[Excerpts from an interface dataset]
• • • •
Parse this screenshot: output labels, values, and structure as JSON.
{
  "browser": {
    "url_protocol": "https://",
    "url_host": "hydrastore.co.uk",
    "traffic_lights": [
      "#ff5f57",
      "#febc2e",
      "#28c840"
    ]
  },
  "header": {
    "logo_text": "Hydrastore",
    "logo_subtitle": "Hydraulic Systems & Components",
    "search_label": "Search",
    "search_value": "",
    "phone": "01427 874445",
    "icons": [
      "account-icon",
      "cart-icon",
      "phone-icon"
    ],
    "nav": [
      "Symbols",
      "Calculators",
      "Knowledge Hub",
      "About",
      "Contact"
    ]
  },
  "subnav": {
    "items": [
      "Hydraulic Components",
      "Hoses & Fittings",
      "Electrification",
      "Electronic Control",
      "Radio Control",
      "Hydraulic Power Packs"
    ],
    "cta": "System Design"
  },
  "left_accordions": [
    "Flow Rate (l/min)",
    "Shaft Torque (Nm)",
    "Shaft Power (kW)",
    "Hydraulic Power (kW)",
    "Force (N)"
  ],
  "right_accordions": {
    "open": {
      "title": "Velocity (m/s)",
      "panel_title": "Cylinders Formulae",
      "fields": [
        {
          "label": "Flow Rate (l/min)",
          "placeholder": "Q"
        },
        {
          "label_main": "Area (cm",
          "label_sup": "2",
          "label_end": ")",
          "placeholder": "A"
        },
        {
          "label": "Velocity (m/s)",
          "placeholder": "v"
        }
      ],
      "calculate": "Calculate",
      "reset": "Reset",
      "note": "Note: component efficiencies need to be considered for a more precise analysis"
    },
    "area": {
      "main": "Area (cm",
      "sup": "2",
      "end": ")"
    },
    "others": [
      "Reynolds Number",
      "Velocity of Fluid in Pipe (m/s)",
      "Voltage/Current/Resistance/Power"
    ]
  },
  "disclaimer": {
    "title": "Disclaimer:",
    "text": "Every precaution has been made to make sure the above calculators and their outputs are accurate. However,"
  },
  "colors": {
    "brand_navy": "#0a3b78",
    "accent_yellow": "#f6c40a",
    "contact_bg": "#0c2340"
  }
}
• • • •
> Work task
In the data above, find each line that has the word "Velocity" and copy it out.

> Answer for the task
      "title": "Velocity (m/s)",
          "label": "Velocity (m/s)",
      "Velocity of Fluid in Pipe (m/s)",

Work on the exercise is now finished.